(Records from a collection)
---
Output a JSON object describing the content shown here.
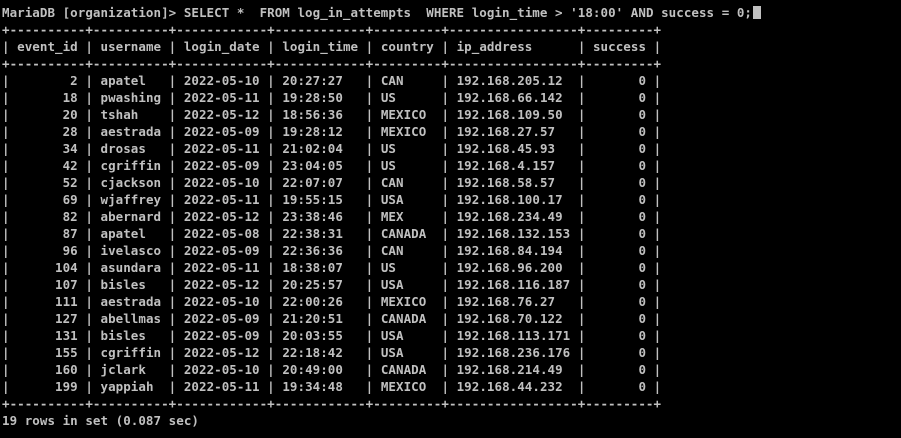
{
  "terminal": {
    "prompt": "MariaDB [organization]> ",
    "command": "SELECT *  FROM log_in_attempts  WHERE login_time > '18:00' AND success = 0;",
    "summary": "19 rows in set (0.087 sec)"
  },
  "table": {
    "columns": [
      "event_id",
      "username",
      "login_date",
      "login_time",
      "country",
      "ip_address",
      "success"
    ],
    "rows": [
      [
        "2",
        "apatel",
        "2022-05-10",
        "20:27:27",
        "CAN",
        "192.168.205.12",
        "0"
      ],
      [
        "18",
        "pwashing",
        "2022-05-11",
        "19:28:50",
        "US",
        "192.168.66.142",
        "0"
      ],
      [
        "20",
        "tshah",
        "2022-05-12",
        "18:56:36",
        "MEXICO",
        "192.168.109.50",
        "0"
      ],
      [
        "28",
        "aestrada",
        "2022-05-09",
        "19:28:12",
        "MEXICO",
        "192.168.27.57",
        "0"
      ],
      [
        "34",
        "drosas",
        "2022-05-11",
        "21:02:04",
        "US",
        "192.168.45.93",
        "0"
      ],
      [
        "42",
        "cgriffin",
        "2022-05-09",
        "23:04:05",
        "US",
        "192.168.4.157",
        "0"
      ],
      [
        "52",
        "cjackson",
        "2022-05-10",
        "22:07:07",
        "CAN",
        "192.168.58.57",
        "0"
      ],
      [
        "69",
        "wjaffrey",
        "2022-05-11",
        "19:55:15",
        "USA",
        "192.168.100.17",
        "0"
      ],
      [
        "82",
        "abernard",
        "2022-05-12",
        "23:38:46",
        "MEX",
        "192.168.234.49",
        "0"
      ],
      [
        "87",
        "apatel",
        "2022-05-08",
        "22:38:31",
        "CANADA",
        "192.168.132.153",
        "0"
      ],
      [
        "96",
        "ivelasco",
        "2022-05-09",
        "22:36:36",
        "CAN",
        "192.168.84.194",
        "0"
      ],
      [
        "104",
        "asundara",
        "2022-05-11",
        "18:38:07",
        "US",
        "192.168.96.200",
        "0"
      ],
      [
        "107",
        "bisles",
        "2022-05-12",
        "20:25:57",
        "USA",
        "192.168.116.187",
        "0"
      ],
      [
        "111",
        "aestrada",
        "2022-05-10",
        "22:00:26",
        "MEXICO",
        "192.168.76.27",
        "0"
      ],
      [
        "127",
        "abellmas",
        "2022-05-09",
        "21:20:51",
        "CANADA",
        "192.168.70.122",
        "0"
      ],
      [
        "131",
        "bisles",
        "2022-05-09",
        "20:03:55",
        "USA",
        "192.168.113.171",
        "0"
      ],
      [
        "155",
        "cgriffin",
        "2022-05-12",
        "22:18:42",
        "USA",
        "192.168.236.176",
        "0"
      ],
      [
        "160",
        "jclark",
        "2022-05-10",
        "20:49:00",
        "CANADA",
        "192.168.214.49",
        "0"
      ],
      [
        "199",
        "yappiah",
        "2022-05-11",
        "19:34:48",
        "MEXICO",
        "192.168.44.232",
        "0"
      ]
    ]
  },
  "colors": {
    "background": "#000000",
    "text": "#c0c0c0"
  }
}
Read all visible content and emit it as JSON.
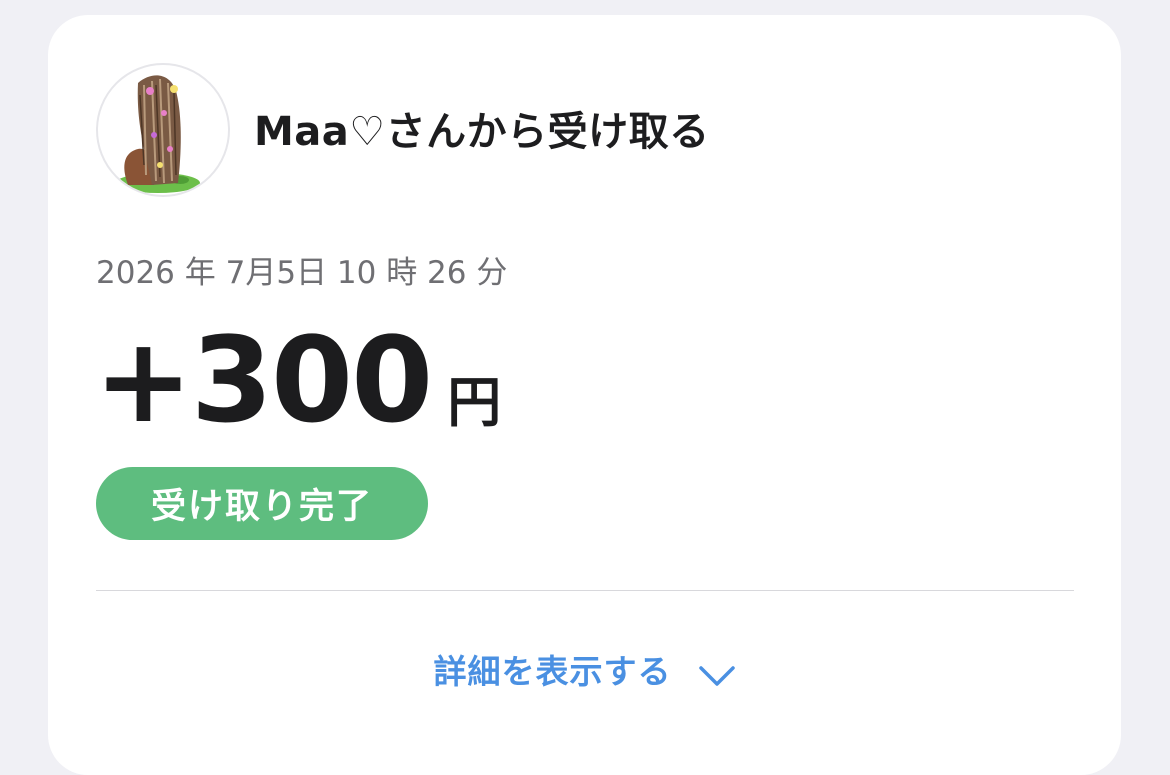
{
  "transfer": {
    "title": "Maa♡さんから受け取る",
    "datetime": "2026 年 7月5日 10 時 26 分",
    "amount": "+300",
    "currency": "円",
    "status": "受け取り完了",
    "details_link": "詳細を表示する"
  },
  "icons": {
    "avatar": "profile-avatar",
    "expand": "chevron-down-icon"
  },
  "colors": {
    "background": "#f0f0f5",
    "card": "#ffffff",
    "status_badge": "#5ebd7f",
    "link": "#4a90e2",
    "text_primary": "#1c1c1e",
    "text_secondary": "#6f6f73"
  }
}
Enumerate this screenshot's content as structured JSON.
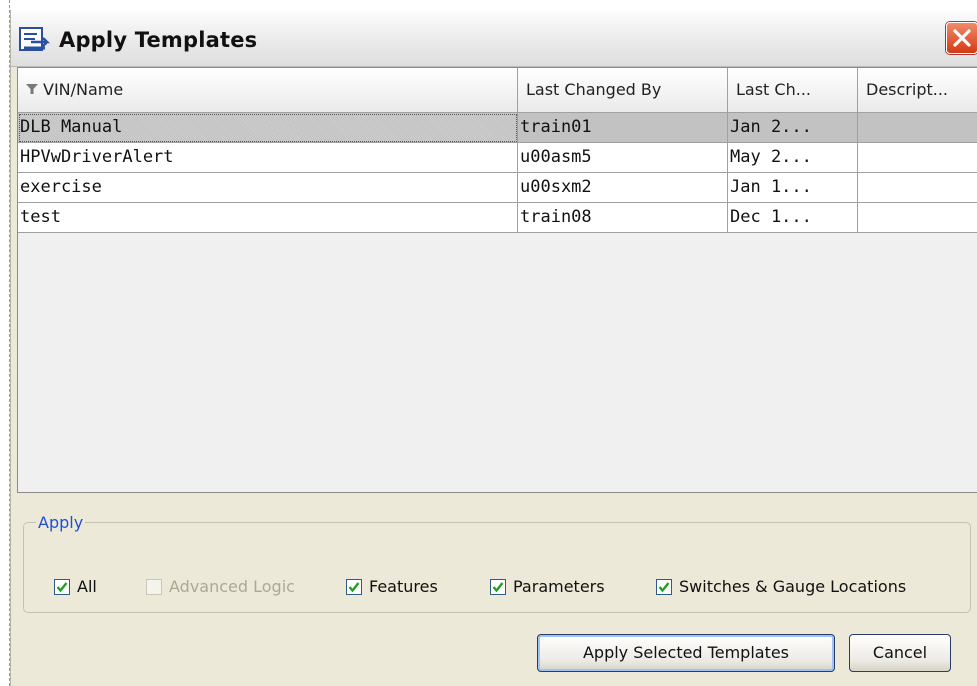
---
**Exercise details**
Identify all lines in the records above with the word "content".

**Written solution**
Output a JSON object describing the content shown here.
Read all visible content and emit it as JSON.
Enumerate this screenshot's content as structured JSON.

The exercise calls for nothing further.